** Opening RECORDS FOR PROCESSING block **
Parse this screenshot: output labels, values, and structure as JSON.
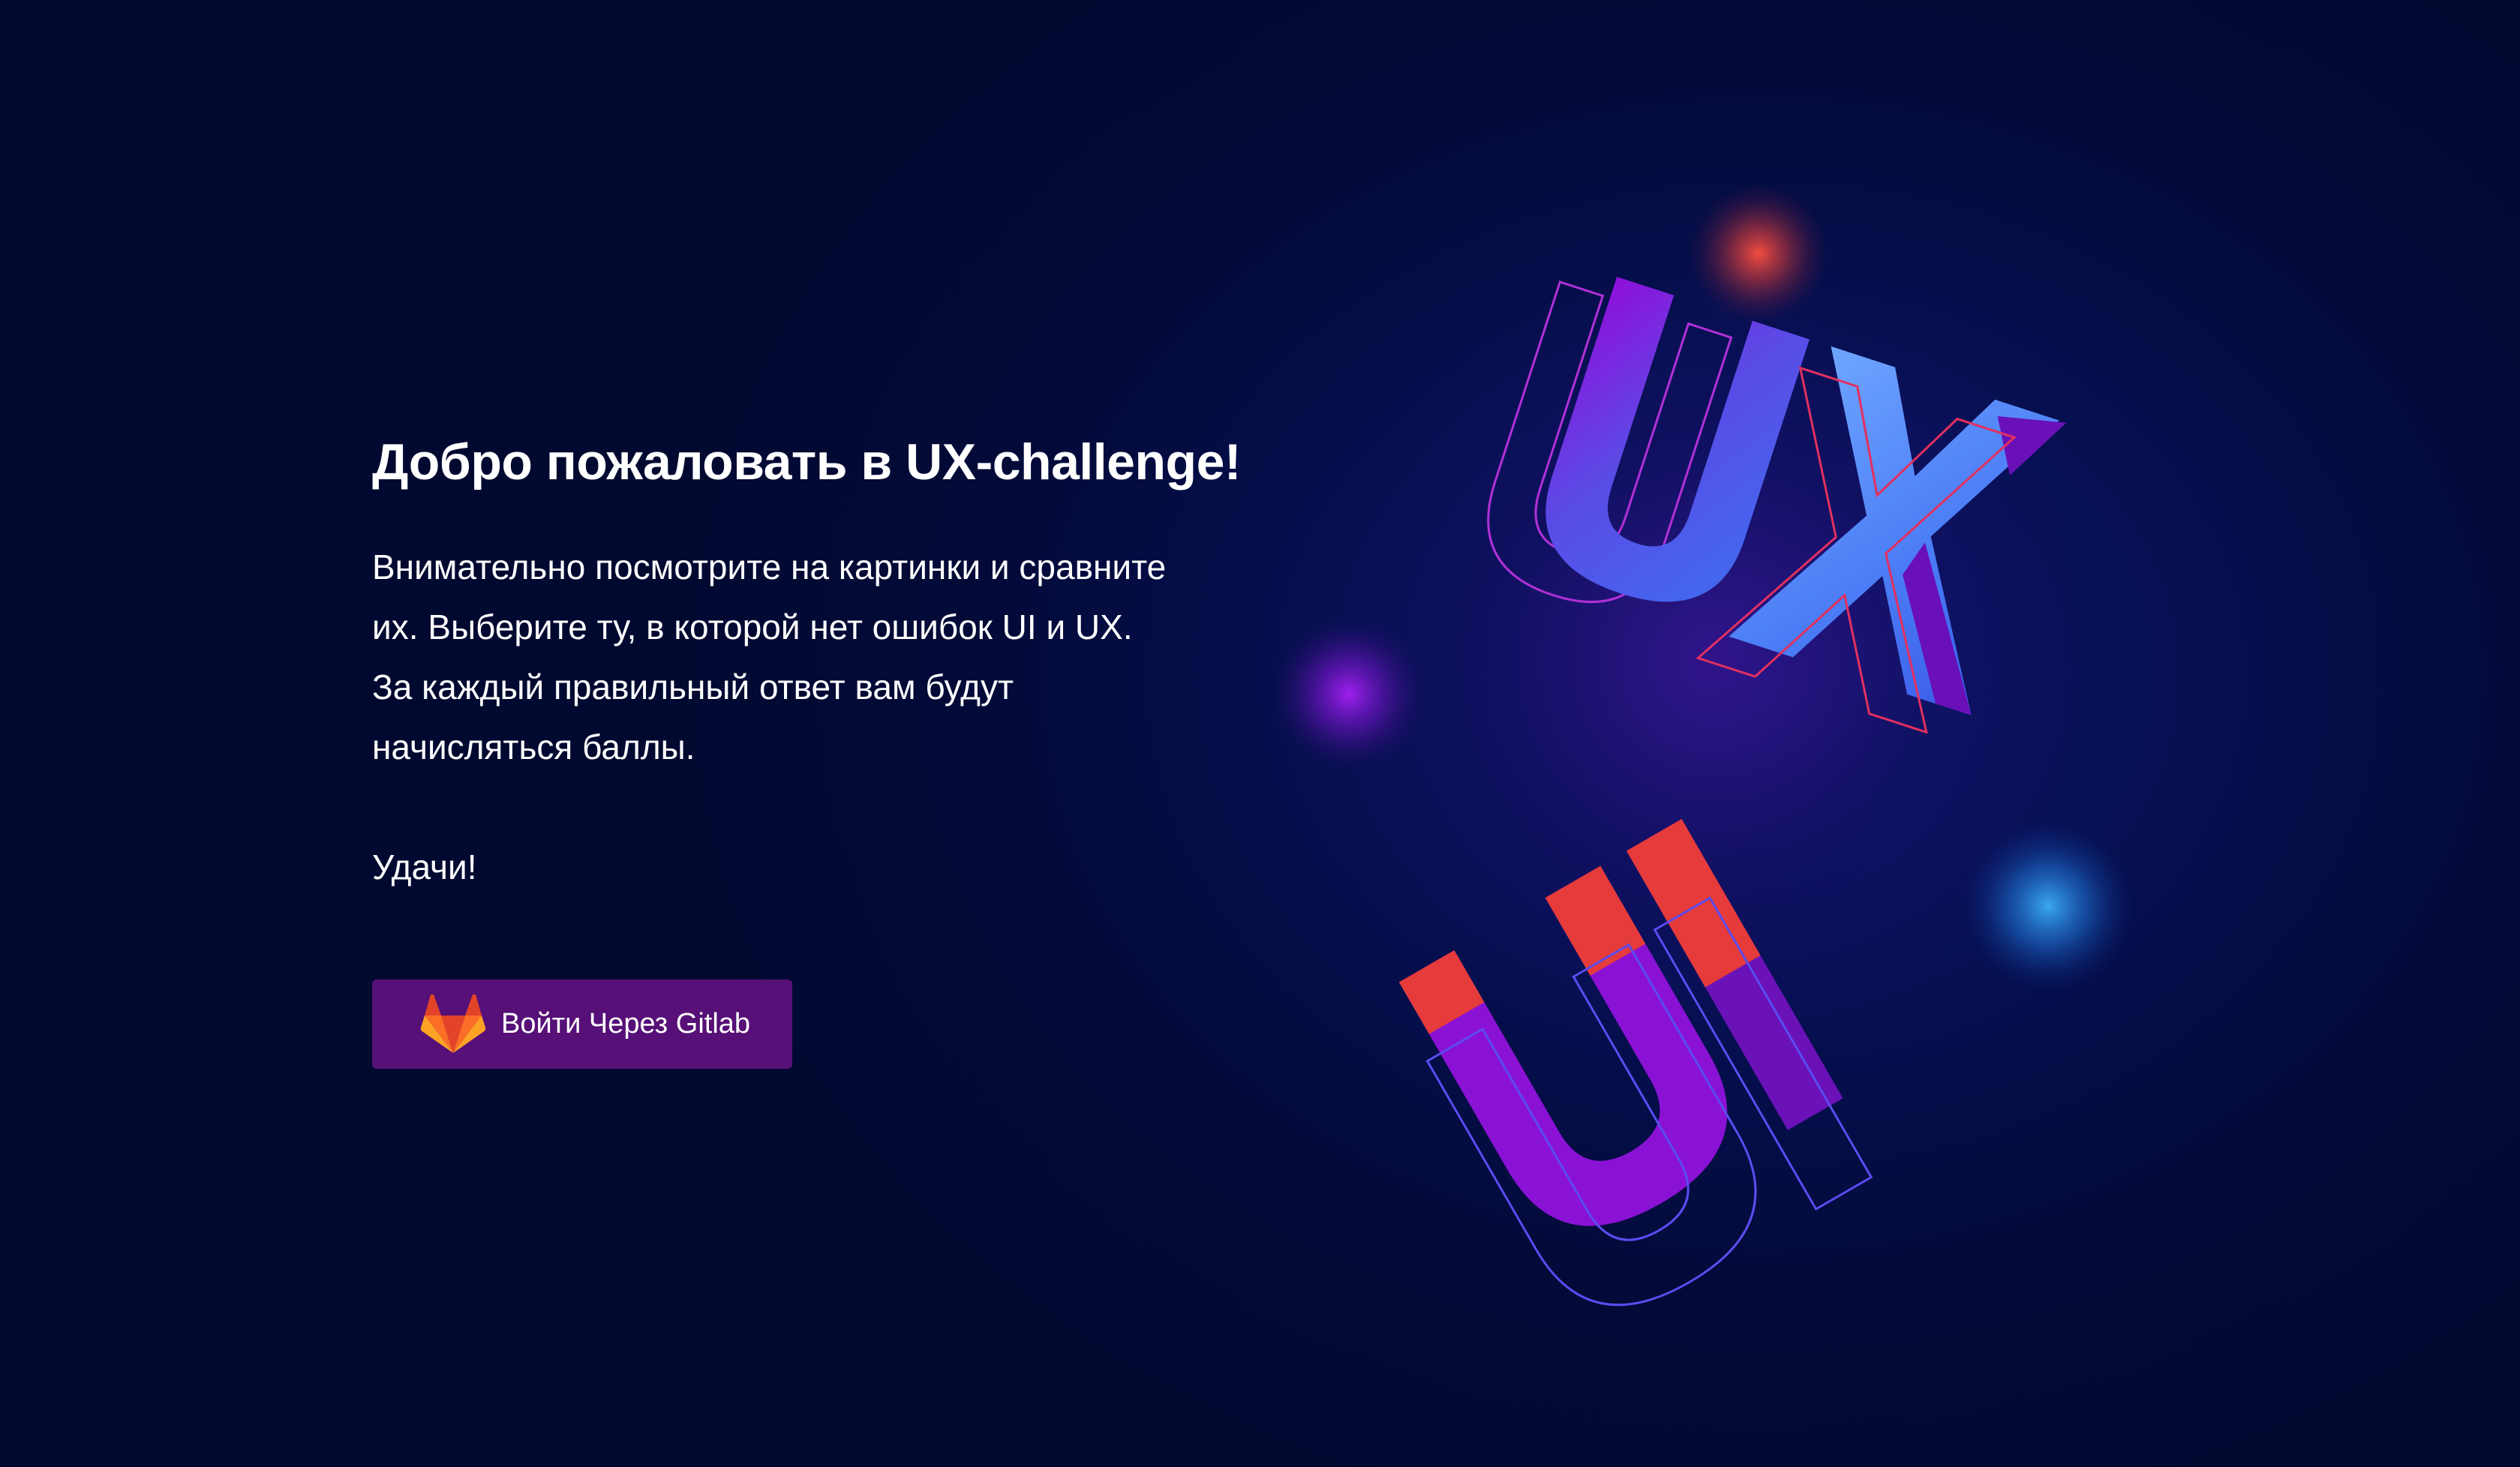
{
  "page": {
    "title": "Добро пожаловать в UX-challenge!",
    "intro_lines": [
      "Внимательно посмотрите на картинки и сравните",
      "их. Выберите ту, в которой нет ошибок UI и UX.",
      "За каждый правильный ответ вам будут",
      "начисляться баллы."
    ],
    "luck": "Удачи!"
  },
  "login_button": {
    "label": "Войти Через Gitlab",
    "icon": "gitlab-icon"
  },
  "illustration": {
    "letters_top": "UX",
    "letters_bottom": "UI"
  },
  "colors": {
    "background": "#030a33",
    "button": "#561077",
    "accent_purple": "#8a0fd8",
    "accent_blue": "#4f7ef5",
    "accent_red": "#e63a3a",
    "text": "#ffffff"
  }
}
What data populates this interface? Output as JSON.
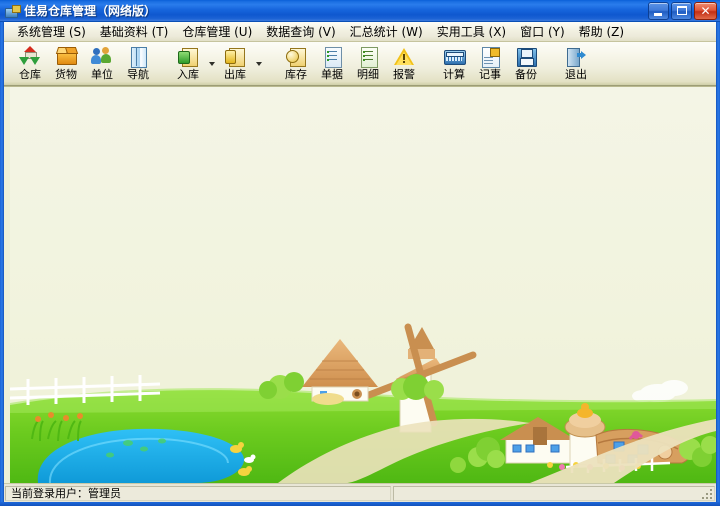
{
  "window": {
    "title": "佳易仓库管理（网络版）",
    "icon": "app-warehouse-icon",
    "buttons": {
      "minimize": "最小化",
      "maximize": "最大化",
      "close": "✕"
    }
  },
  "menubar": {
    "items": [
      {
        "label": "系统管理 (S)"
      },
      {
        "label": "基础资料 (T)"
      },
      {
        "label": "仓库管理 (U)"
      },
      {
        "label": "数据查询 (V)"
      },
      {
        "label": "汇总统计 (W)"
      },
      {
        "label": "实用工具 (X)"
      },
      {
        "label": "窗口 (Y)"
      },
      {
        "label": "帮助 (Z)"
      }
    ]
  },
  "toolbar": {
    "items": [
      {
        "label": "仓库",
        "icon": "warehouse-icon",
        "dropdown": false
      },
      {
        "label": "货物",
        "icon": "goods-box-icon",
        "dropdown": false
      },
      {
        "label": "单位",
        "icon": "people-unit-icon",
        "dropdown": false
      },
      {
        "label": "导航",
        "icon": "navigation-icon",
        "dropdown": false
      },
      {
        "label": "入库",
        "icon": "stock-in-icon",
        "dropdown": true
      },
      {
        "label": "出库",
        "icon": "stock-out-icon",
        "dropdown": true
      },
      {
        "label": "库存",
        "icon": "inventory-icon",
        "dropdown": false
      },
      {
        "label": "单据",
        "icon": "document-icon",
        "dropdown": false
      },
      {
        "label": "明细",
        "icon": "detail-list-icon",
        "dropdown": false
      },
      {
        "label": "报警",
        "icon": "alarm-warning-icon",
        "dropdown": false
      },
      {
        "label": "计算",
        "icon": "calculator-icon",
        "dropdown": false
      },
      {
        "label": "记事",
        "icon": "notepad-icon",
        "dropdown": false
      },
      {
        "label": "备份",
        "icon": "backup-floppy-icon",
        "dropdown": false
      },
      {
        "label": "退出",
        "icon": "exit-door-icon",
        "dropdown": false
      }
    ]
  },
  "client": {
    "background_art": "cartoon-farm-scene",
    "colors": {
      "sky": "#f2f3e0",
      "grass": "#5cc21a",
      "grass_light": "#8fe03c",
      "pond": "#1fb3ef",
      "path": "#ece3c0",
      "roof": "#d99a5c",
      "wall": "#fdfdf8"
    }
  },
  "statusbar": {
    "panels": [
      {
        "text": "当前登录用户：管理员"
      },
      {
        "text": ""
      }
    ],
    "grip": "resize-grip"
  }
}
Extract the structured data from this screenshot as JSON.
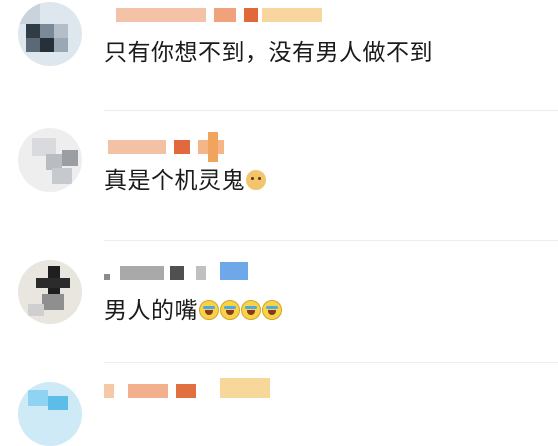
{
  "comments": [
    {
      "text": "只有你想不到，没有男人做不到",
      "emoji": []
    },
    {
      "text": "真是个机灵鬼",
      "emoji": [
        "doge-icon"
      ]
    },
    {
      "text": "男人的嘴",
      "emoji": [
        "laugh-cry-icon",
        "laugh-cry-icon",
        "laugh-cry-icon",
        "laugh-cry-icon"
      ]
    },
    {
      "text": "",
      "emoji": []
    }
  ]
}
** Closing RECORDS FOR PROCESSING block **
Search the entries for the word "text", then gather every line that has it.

### TASK RESPONSE
    "text": "#ffffff"
        "text": "当前登录用户：管理员"
        "text": ""
      "text": "只有你想不到，没有男人做不到",
      "text": "真是个机灵鬼",
      "text": "男人的嘴",
      "text": "",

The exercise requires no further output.